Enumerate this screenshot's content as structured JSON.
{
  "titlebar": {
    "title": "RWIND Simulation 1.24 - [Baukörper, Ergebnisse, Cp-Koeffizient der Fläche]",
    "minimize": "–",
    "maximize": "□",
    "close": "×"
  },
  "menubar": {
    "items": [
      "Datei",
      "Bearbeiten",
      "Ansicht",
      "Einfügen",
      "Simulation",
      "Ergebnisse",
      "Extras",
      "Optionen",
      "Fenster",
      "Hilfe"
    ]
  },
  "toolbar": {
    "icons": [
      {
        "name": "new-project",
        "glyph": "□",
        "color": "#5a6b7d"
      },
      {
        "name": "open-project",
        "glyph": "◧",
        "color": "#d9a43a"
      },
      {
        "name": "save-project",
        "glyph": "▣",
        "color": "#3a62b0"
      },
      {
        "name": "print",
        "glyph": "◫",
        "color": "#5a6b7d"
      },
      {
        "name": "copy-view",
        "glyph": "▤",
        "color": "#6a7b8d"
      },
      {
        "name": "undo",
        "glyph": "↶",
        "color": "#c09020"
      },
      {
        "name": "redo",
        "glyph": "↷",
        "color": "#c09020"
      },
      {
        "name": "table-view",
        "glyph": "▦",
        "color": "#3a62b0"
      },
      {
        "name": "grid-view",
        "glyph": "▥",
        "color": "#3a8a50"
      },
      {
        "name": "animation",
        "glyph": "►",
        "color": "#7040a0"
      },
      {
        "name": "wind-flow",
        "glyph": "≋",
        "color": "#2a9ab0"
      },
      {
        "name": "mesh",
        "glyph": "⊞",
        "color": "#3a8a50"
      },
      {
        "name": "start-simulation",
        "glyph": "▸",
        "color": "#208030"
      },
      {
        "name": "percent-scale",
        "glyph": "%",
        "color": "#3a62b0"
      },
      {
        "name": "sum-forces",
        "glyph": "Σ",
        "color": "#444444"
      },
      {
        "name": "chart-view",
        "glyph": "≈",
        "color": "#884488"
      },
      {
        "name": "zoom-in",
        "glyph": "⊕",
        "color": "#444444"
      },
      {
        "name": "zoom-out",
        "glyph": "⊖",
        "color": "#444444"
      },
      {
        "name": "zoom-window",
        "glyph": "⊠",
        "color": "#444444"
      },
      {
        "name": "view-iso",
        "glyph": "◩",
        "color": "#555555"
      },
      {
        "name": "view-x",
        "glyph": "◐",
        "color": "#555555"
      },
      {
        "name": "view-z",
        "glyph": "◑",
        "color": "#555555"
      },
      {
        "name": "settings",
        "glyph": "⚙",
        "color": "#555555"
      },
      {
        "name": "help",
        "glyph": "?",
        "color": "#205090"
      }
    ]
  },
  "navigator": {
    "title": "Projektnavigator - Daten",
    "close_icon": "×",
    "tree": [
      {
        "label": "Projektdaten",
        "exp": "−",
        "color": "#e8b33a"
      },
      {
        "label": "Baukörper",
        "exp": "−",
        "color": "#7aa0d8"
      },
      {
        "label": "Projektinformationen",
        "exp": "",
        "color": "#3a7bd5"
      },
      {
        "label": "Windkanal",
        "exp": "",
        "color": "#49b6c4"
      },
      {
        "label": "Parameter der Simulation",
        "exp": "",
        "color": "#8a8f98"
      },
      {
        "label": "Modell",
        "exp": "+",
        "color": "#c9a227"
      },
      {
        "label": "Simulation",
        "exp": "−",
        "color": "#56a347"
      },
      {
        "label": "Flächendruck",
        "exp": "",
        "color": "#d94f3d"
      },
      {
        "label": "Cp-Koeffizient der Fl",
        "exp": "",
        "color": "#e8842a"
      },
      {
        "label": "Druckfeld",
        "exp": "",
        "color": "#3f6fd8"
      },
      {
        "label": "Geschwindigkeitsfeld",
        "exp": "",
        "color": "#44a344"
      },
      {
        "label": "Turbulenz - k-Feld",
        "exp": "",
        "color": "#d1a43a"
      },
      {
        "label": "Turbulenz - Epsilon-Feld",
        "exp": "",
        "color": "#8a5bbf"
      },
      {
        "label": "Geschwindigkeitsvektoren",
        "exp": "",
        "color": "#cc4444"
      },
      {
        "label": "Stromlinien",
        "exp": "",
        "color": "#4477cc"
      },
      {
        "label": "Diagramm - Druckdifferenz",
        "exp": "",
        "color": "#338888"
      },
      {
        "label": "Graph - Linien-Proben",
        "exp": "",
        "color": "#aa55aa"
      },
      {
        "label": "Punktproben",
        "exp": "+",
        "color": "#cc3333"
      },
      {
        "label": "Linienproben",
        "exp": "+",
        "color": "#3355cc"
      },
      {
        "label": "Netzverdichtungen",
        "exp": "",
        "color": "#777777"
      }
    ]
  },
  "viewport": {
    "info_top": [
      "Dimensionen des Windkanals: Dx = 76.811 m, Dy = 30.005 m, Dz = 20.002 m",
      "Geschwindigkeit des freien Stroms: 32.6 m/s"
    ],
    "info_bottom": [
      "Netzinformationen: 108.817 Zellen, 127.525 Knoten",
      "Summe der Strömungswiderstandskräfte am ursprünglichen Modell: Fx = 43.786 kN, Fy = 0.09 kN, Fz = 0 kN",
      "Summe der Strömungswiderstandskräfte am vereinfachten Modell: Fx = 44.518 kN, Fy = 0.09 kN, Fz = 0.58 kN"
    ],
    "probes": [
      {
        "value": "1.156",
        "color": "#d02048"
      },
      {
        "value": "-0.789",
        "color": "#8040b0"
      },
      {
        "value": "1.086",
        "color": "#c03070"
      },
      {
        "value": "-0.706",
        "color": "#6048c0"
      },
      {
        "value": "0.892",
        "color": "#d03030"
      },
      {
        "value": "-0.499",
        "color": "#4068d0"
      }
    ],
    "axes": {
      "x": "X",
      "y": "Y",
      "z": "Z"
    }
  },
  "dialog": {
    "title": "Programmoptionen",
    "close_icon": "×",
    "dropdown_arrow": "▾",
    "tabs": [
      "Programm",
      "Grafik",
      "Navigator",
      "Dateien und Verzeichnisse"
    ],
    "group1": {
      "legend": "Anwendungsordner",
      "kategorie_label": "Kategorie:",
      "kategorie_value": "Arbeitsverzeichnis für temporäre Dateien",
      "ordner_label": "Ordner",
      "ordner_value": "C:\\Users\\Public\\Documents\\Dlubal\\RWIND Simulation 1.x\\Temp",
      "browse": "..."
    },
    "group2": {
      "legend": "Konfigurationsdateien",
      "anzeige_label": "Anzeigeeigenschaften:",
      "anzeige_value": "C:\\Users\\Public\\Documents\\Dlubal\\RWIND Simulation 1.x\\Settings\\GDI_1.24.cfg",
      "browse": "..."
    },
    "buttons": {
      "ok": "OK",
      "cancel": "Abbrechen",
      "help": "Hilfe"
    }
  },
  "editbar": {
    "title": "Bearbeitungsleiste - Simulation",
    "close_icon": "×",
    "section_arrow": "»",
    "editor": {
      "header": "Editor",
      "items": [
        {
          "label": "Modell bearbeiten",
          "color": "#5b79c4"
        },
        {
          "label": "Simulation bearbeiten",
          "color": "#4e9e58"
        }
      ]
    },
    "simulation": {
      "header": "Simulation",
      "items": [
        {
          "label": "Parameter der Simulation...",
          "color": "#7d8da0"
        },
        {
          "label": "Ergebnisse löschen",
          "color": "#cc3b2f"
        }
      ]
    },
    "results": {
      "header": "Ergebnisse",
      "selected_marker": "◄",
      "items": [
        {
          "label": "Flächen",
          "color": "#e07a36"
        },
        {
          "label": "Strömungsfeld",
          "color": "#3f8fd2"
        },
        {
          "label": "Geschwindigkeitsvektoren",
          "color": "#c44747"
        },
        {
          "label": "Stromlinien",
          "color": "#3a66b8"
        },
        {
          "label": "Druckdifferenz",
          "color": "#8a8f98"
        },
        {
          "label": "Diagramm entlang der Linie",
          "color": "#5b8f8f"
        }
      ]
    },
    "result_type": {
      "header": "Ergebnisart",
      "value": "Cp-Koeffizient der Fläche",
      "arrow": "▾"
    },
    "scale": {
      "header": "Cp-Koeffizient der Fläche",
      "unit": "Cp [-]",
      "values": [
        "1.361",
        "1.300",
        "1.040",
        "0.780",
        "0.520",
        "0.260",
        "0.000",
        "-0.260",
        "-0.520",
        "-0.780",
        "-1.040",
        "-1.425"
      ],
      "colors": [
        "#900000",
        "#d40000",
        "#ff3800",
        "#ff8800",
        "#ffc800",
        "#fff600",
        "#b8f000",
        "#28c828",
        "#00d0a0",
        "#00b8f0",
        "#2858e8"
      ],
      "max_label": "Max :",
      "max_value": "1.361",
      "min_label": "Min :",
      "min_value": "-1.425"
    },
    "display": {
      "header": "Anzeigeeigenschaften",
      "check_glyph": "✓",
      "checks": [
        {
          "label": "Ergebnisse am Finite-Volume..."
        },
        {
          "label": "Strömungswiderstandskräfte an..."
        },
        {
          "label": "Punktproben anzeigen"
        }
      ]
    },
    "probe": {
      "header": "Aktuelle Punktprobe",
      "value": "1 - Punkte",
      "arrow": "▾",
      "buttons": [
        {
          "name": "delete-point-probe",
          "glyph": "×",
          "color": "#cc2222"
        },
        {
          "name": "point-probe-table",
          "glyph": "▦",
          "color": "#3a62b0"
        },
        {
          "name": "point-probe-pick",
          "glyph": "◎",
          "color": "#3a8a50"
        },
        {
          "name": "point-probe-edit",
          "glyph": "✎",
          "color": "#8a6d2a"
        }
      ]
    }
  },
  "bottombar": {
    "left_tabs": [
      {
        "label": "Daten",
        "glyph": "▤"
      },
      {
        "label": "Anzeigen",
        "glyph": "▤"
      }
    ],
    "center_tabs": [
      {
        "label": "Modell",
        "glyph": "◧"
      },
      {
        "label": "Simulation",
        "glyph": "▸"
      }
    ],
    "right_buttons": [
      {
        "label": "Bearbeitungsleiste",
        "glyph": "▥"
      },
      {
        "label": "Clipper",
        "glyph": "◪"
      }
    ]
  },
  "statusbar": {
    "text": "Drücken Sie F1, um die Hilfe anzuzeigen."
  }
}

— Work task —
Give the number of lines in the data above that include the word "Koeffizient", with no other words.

— Solution for this problem —
4